I had a good call with a business last week about improving on time delivery performance.

We talked about quite a few points around this topic, but one stood out to me from the conversation. It was about learning and ‘closing the loop’.

Most of us know the importance of lessons learned and PDCA (Plan – Do – Check – Act). Take the time at the end of a project to decide what went well and what didn’t. Choose what you want to do more of and what you want to do less of.

Not rocket science.

I see a lot of businesses that carry out lessons learned with their customer facing projects. If you have a formal ISO 9001 quality management system then you will know all about this. You want to get it right for your customers (so that they come back and buy another project from you) and so this is a logical thing to do.


improve your on time delivery performance
Create the loop for your business processes and then close it regularly!

I also see the PDCA approach get used (with varying levels of success) with continuous improvement projects.

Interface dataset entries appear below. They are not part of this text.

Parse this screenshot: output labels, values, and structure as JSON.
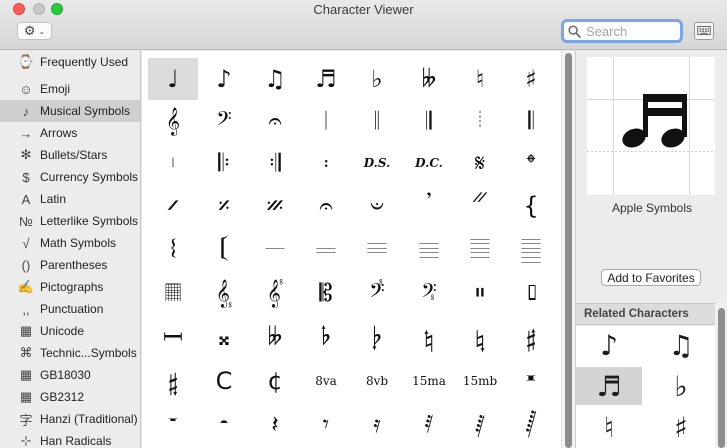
{
  "window": {
    "title": "Character Viewer"
  },
  "toolbar": {
    "gear_icon": "gear-icon",
    "search_placeholder": "Search",
    "search_value": ""
  },
  "sidebar": {
    "items": [
      {
        "label": "Frequently Used",
        "icon": "⌚"
      },
      {
        "label": "Emoji",
        "icon": "☺"
      },
      {
        "label": "Musical Symbols",
        "icon": "♪",
        "selected": true
      },
      {
        "label": "Arrows",
        "icon": "→"
      },
      {
        "label": "Bullets/Stars",
        "icon": "✻"
      },
      {
        "label": "Currency Symbols",
        "icon": "$"
      },
      {
        "label": "Latin",
        "icon": "A"
      },
      {
        "label": "Letterlike Symbols",
        "icon": "№"
      },
      {
        "label": "Math Symbols",
        "icon": "√"
      },
      {
        "label": "Parentheses",
        "icon": "()"
      },
      {
        "label": "Pictographs",
        "icon": "✍"
      },
      {
        "label": "Punctuation",
        "icon": ",,"
      },
      {
        "label": "Unicode",
        "icon": "▦"
      },
      {
        "label": "Technic...Symbols",
        "icon": "⌘"
      },
      {
        "label": "GB18030",
        "icon": "▦"
      },
      {
        "label": "GB2312",
        "icon": "▦"
      },
      {
        "label": "Hanzi (Traditional)",
        "icon": "字"
      },
      {
        "label": "Han Radicals",
        "icon": "⊹"
      }
    ]
  },
  "grid": {
    "rows": [
      [
        "♩",
        "♪",
        "♫",
        "♬",
        "♭",
        "𝄫",
        "♮",
        "♯"
      ],
      [
        "𝄞",
        "𝄢",
        "𝄐",
        "𝄀",
        "𝄁",
        "𝄂",
        "𝄄",
        "𝄃"
      ],
      [
        "𝄅",
        "𝄆",
        "𝄇",
        "𝄈",
        "D.S.",
        "D.C.",
        "𝄋",
        "𝄌"
      ],
      [
        "𝄍",
        "𝄎",
        "𝄏",
        "𝄐",
        "𝄑",
        "𝄒",
        "𝄓",
        "{"
      ],
      [
        "𝄔",
        "𝄕",
        "𝄖",
        "𝄗",
        "𝄘",
        "𝄙",
        "𝄚",
        "𝄛"
      ],
      [
        "𝄜",
        "𝄠",
        "𝄟",
        "𝄡",
        "𝄣",
        "𝄤",
        "𝄥",
        "𝄦"
      ],
      [
        "𝄩",
        "𝄪",
        "𝄫",
        "𝄬",
        "𝄭",
        "𝄮",
        "𝄯",
        "𝄰"
      ],
      [
        "𝄱",
        "C",
        "¢",
        "8va",
        "8vb",
        "15ma",
        "15mb",
        "𝄺"
      ],
      [
        "𝄻",
        "𝄼",
        "𝄽",
        "𝄾",
        "𝄿",
        "𝅀",
        "𝅁",
        "𝅂"
      ]
    ]
  },
  "preview": {
    "glyph": "♬",
    "font_name": "Apple Symbols",
    "add_favorites_label": "Add to Favorites"
  },
  "related": {
    "title": "Related Characters",
    "items": [
      "♪",
      "♫",
      "♬",
      "♭",
      "♮",
      "♯"
    ]
  }
}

Specific projects with a clear scope to fulfil. If it is done right here then you should find future improvement projects get delivered more quickly and with better results.

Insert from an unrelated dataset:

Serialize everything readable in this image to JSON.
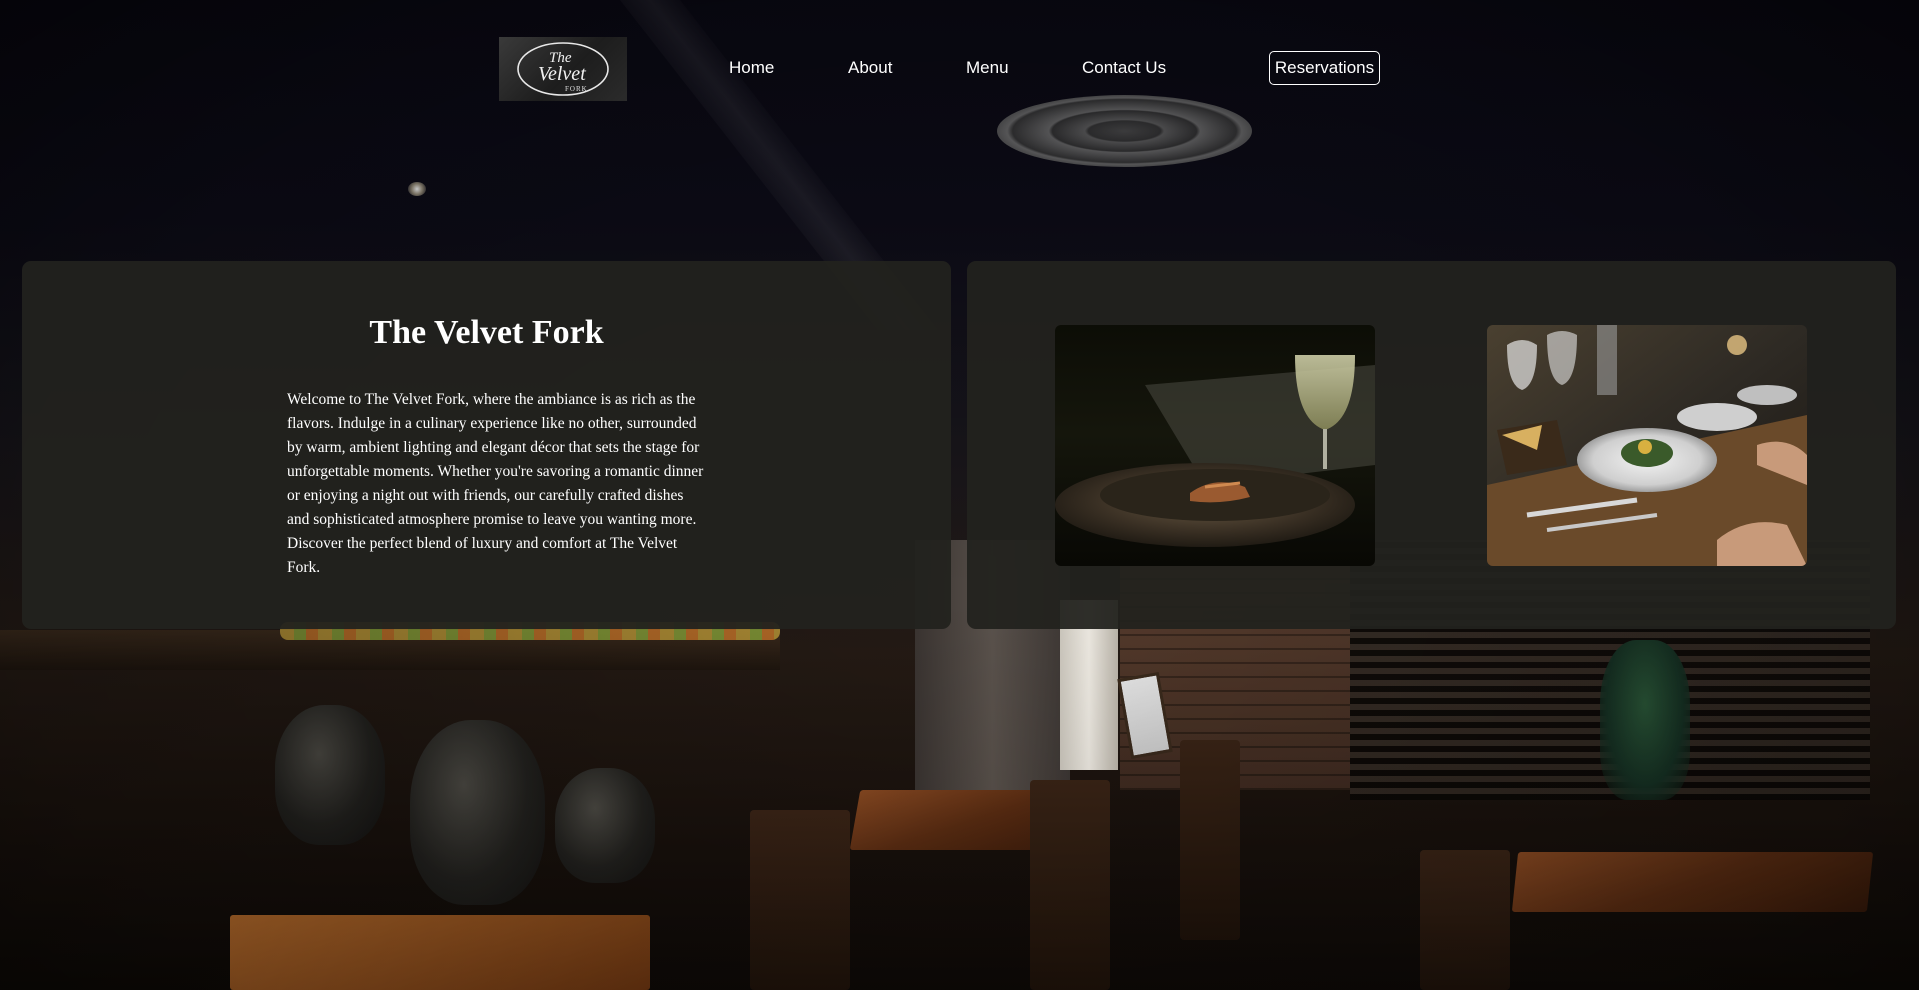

However, I rarely find such good approaches just applied to general business processes. Yes, you can apply the closed loop feedback system at any point and at any time.

I feel that the challenge that most businesses struggle with is the crush of the working day. No sooner have you seen your results you are catapulted right into the next meeting / crisis / project.

Where do you find the time to carry out this review?

Firstly, I think that many of us ‘big up’ the need to carry out a formal review. Just asking yourself the questions:

  • What went well?
  • What did we screw up?
  • What unexpected things threw us off course?

…is enough to get some good ideas. It is the principle of stopping and asking that we need to see more of. We don’t necessarily have to spend weeks investigating and probing in order to generate simple, effective and meaningful improvements.

Secondly, if you are stuck on the merry-go-round that is working life then you might just need to realise that it is up to you get off this thing. Accepting a little bit of short term pain in order to save hours each day / week / month going forward should be worth the hassle. You might even find that the hassle isn’t that great once you take a quick look.


otif system

I have seen many business transform their performance by asking a few basic questions, like the ones above, and then acting on the insights.

If you want to improve your on time delivery performance, or any other kind of business performance, then this approach is worth revisiting.


Giles Johnston

Giles Johnston is a Chartered Engineer who consults with businesses to improve their on time delivery performance. Giles is also the author of 'Business Process Re-engineering'.